Food safety is of the utmost importance when running a coffee shop.

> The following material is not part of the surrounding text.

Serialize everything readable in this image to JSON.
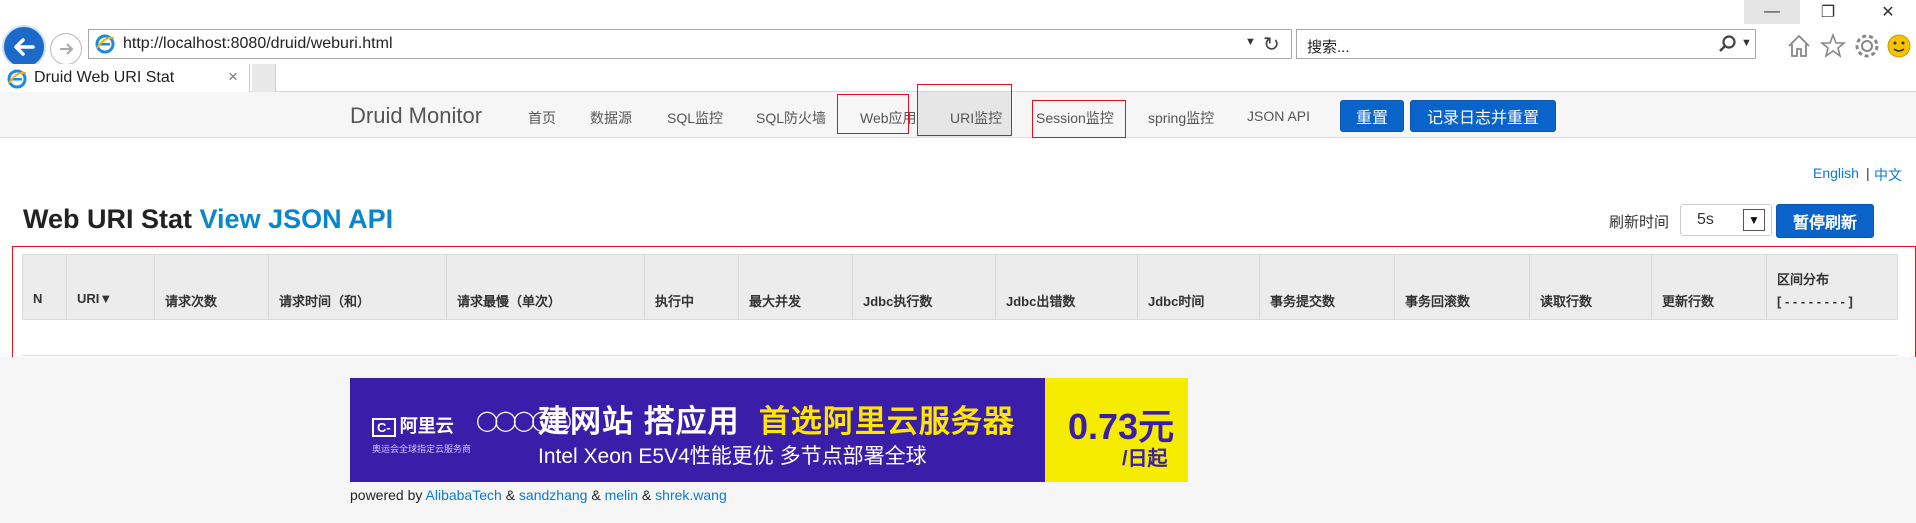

No one wants their customers to get sick, and you certainly don’t want your shop to violate food safety guidelines.

Implementing a sound coffee shop food safety policy will keep your shop clean and your health inspector happy.

Be sure to check your local rules and policies regarding food safety to ensure that you’re complying with local laws.

Typically, coffee shops impose general food safety rules, like:

  • Hand washing: At the start of a shift, and after: handling money; using the restroom; smoking; shaking hands; handling dirty dishes or garbage; touching eyes, hair, face or ears; sneezing or coughing; working with chemicals; or touching anything that might contaminate the hands.

  • Using utensils to handle food whenever possible.

  • Wearing gloves when handling or preparing food, and changing gloves frequently

  • Thorough cleaning of all dishes and equipment.

  • Abiding to food storage rules if using perishables.

Food safety guidelines should be included in your employee handbook, but it’s also important to reiterate these guidelines during training to reinforce the rules.


Learn more on how to open a coffee shop: